Detail of a contemporary bronze maquette

A BADA guide to the care of antique bronzes.
 

Patina

The brown or green patina that forms on antique bronzes over time is key to your objects value.

Never use metal polish or solvents to clean bronzes as they will seriously damage the surface patina.

A dull patina can be enlivened with a light coating of microcrystalline wax.

It is always advisable to test the wax on the base of a bronze to make sure you are happy with the outcome, before applying to visible areas.
 

Cleaning antique bronzes

Most antique bronzes only require occasional dusting.

To remove dirt or dust from awkward crevices we would recommend a toothbrush and a tin of good furniture polish.

Dip the brush in the wax and apply to the bronze working the wax around the detailed areas to lift the dirt.

Over larger, smoother areas the wax can be applied with a cloth.

Leave the wax to harden for an hour or two then polish with a clean duster, a soft shoe polish brush can be used for detailed areas.
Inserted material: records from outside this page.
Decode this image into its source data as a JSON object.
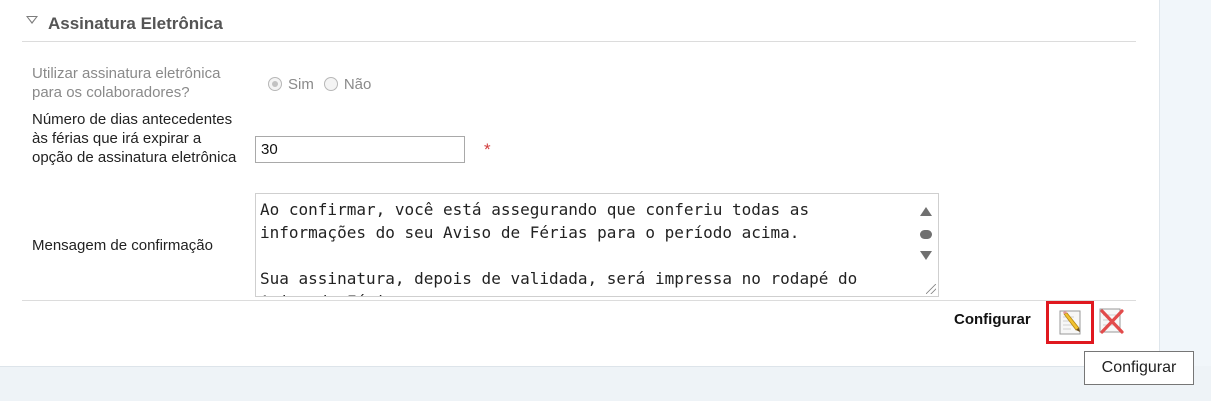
{
  "section": {
    "title": "Assinatura Eletrônica"
  },
  "form": {
    "use_signature": {
      "label": "Utilizar assinatura eletrônica para os colaboradores?",
      "options": [
        "Sim",
        "Não"
      ],
      "selected": "Sim"
    },
    "days": {
      "label": "Número de dias antecedentes às férias que irá expirar a opção de assinatura eletrônica",
      "value": "30",
      "required_mark": "*"
    },
    "confirmation_message": {
      "label": "Mensagem de confirmação",
      "value": "Ao confirmar, você está assegurando que conferiu todas as informações do seu Aviso de Férias para o período acima.\n\nSua assinatura, depois de validada, será impressa no rodapé do Aviso de Férias."
    }
  },
  "footer": {
    "configure_label": "Configurar",
    "tooltip": "Configurar"
  },
  "icons": {
    "section_toggle": "triangle-down-icon",
    "edit": "pencil-page-icon",
    "delete": "red-x-icon"
  },
  "colors": {
    "required": "#d23b3b",
    "highlight_border": "#e0181f"
  }
}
Finally, if in doubt, consult a BADA Bronze specialist who will be happy to recommend an experienced restorer.


Bronze disease
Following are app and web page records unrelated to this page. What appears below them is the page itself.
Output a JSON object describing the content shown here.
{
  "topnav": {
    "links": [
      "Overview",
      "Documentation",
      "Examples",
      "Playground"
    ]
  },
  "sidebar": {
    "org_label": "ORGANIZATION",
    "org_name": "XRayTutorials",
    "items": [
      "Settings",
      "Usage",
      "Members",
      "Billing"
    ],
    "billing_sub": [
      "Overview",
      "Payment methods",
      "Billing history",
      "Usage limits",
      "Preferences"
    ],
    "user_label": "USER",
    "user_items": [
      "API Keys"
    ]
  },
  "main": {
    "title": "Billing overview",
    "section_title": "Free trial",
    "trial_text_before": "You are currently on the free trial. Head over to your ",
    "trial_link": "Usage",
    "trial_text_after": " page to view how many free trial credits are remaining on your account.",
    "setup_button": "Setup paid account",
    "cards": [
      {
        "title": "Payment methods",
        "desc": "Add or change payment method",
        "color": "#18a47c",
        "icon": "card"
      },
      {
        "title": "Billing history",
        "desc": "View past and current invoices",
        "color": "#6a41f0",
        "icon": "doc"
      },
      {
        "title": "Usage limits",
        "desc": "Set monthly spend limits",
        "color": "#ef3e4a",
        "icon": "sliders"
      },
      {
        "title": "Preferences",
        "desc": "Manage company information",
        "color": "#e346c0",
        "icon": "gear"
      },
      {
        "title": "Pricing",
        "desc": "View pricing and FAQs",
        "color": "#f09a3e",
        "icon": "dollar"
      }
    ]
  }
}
Antiquarian bronzes can be susceptible to bronze disease which is a corrosive process caused when clorides come into contact with bronze.

Bronze disease can be identified by the appearance of small green powdery blemishes which appear on the surface of a bronze.

If you believe your item may have bronze disease it is best to consult a professional conservator at your earliest convenience.

 

To browse dealers who specialise in bronzes click here

To browse a selection of bronzes on line click here

For advice on caring for antique Stone and Marble click here

For BADA recommended specialists in packing and shipping antiques and fine art click here